May 6/Rosemont, Ill./Dairy Research Institute -- Research findings recently published in Diabetes Care found the consumption of dairy products, including cheese alone, was associated with decreased incidence of metabolic syndrome and associated risk factors for cardiovascular disease. These results also found that consumption of dairy products other than cheese and calcium intake were associated with a decrease in the incidence of type 2 diabetes or impaired fasting glucose.
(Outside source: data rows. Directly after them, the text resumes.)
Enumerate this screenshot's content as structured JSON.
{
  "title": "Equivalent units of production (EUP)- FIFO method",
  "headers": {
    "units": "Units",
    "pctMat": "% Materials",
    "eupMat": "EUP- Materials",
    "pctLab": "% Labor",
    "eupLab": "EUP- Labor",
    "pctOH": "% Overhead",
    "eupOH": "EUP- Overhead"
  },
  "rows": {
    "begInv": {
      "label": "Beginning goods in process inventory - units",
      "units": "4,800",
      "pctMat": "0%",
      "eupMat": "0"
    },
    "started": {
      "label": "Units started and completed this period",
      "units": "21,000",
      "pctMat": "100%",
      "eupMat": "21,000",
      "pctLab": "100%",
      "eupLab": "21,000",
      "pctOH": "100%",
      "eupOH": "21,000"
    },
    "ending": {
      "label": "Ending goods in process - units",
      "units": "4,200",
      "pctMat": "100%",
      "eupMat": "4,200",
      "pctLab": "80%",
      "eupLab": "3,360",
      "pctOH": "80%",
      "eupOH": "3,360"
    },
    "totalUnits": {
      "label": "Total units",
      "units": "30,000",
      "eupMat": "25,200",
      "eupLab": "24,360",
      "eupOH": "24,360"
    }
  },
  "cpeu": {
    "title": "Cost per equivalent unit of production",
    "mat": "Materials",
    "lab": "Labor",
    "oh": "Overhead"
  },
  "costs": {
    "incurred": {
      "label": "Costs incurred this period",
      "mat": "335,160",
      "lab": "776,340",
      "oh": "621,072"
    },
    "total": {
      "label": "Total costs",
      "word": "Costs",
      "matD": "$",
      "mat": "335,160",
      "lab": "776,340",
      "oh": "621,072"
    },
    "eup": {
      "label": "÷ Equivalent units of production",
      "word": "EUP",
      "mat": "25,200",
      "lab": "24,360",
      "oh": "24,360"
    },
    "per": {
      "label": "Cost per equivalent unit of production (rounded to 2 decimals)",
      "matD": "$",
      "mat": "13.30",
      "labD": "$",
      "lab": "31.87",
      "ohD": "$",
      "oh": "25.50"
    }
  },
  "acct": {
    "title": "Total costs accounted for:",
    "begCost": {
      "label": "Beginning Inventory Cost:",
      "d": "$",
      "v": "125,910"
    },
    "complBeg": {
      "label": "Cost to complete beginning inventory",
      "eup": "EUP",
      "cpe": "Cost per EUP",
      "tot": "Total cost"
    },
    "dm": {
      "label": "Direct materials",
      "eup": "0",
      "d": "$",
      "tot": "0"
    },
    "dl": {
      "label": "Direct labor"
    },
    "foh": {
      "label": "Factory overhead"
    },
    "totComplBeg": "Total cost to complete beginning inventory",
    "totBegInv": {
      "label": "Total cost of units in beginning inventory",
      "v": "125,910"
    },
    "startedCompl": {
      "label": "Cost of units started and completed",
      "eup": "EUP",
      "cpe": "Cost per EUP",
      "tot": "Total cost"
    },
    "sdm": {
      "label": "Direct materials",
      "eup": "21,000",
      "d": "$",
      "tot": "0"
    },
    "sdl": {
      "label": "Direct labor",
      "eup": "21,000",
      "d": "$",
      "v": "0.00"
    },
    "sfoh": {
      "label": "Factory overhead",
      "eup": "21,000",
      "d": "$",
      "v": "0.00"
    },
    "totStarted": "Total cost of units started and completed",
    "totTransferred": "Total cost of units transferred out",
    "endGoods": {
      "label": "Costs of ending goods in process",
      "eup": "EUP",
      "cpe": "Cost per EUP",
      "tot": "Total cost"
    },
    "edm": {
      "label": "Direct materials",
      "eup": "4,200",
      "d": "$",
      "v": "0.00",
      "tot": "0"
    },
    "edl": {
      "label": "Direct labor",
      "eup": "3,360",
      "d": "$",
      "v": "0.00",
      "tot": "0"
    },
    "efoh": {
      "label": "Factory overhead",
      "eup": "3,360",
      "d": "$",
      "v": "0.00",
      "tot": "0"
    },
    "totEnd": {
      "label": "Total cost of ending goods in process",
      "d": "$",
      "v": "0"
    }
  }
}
The study supports previous epidemiological research that associated dairy intake with a lower prevalence of obesity-related chronic diseases.

Metabolic syndrome is a condition characterized by the presence of at least three metabolic abnormalities, including central obesity, high blood pressure, and impaired glucose and lipid metabolism, that are risk factors for cardiovascular disease, according to a release.

“With approximately one-third of American adults meeting the criteria for metabolic syndrome, which includes risk factors for cardiovascular disease, there is a growing need to address this health issue,” said Gregory Miller, Ph.D., president of the U.S.-based Dairy Research Institute™ and executive vice president of the National Dairy Council®. “The findings in this study indicate that a diet including dairy could be part of the solution to help maintain metabolic health and reduce incidence of type 2 diabetes or impaired fasting glucose.”

The study examined Data from the Epidemiological Study on the Insulin Resistance Syndrome (DESIR), a nine-year prospective study that surveyed 3,435 individuals in France using a food frequency questionnaire at baseline and after three years. The authors examined dietary intake of three categories: dairy products excluding cheese, cheese specifically and overall calcium density of the diet. The results were adjusted to exclude confounding variables, including body mass index (BMI).

The authors found:

Consumption of dairy products, including cheese alone, and the calcium density of the diet were associated with lower incidence of metabolic syndrome, a lower nine-year diastolic blood pressure and lower BMI gain over time.

The consumption of dairy products other than cheese and the calcium density of the diet were associated with reduced incidence of type 2 diabetes or impaired fasting glucose.

Higher cheese intake and the calcium density of the diet were associated with lower triglyceride levels and a lower nine-year increase in waist circumference.

Understanding the benefits of dairy products on metabolic syndrome, type 2 diabetes, and other risk factors for cardiovascular disease may provide an opportunity to help reduce the health-related and economic burdens associated with these conditions.

Dairy products supply key nutrients to the diet that may favorably affect blood pressure, including calcium, potassium, magnesium and vitamin D. Another recent research study also demonstrated that the nutrient combination of calcium and milkfat present in dairy may play a role in reducing fat absorption and may help maintain good cholesterol while minimizing any increase in bad cholesterol.

The study, published online in the February issue of the British Journal of Nutrition reinforced findings published in the 2010 Dietary Guidelines Advisory Committee report indicating that “bioactive components that alter serum lipid levels may be contained in milkfat.”

“We know there are many adults today concerned about their fat intake, cholesterol levels and heart disease risk,” Miller said. “We believe today’s research underscores the importance of dairy as a good daily source of calcium, protein and other nutrients while mitigating the possible impact on blood cholesterol.”

The potential beneficial effect of dairy products and dairy ingredients on metabolic syndrome and obesity-related chronic diseases is a priority research area for the dairy industry and the Dairy Research Institute. Ongoing research has focused on identifying and purifying dairy-derived proteins with health promoting properties to help meet the needs of many consumer groups, said Bill Graves, senior vice president, Product Research, Dairy Research Institute.

“We believe these proteins will be part of the next generation of dairy-based products that will excite health-conscious consumers,” Graves said. “More research on the role of other dairy components, such as calcium and milk fat, on metabolic health is needed. We believe that the unique components of dairy could ignite new dairy-based product innovations to meet the needs of today’s consumers.”

 

From the May 9, 2011, Prepared Foods' Daily News.